**The problem**
Please return every line of the records that contains the word "Administración".

(App and web page records)
_ _ _ _ _
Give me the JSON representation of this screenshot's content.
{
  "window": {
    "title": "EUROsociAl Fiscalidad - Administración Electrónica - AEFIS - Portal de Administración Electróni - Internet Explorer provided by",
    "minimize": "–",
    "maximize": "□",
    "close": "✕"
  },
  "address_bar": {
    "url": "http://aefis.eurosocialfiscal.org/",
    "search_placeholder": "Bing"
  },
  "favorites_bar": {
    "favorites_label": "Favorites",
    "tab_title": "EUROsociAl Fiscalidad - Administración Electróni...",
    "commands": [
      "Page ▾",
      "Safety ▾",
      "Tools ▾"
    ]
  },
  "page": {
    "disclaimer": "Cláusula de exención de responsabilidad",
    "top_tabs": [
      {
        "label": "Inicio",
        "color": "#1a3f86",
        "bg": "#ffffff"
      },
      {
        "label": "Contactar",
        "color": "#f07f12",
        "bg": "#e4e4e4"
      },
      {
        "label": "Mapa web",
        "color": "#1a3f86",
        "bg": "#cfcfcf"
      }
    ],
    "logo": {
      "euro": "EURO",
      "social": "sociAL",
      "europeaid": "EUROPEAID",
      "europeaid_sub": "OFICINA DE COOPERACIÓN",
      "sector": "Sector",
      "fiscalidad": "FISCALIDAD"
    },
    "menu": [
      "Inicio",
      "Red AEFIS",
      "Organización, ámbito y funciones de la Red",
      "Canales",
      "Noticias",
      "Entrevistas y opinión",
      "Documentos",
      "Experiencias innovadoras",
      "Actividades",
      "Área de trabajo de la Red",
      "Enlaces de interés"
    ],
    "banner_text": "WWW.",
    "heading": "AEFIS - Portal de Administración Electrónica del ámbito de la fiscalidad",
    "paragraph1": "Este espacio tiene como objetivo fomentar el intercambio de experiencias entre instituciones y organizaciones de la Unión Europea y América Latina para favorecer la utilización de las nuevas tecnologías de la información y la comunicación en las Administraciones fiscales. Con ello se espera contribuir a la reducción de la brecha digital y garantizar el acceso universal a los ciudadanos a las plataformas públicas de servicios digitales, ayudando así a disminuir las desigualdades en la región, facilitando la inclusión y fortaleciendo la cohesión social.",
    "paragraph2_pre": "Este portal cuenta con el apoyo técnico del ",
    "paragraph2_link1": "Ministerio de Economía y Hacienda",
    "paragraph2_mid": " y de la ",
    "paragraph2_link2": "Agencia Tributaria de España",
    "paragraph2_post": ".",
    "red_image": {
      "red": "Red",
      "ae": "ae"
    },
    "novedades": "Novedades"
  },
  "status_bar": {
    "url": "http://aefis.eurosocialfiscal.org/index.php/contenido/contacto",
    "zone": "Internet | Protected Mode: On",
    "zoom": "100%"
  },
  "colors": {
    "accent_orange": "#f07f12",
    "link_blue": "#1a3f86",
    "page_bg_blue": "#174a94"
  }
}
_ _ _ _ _
**Response**
    "title": "EUROsociAl Fiscalidad - Administración Electrónica - AEFIS - Portal de Administración Electróni - Internet Explorer provided by",
    "tab_title": "EUROsociAl Fiscalidad - Administración Electróni...",
    "heading": "AEFIS - Portal de Administración Electrónica del ámbito de la fiscalidad",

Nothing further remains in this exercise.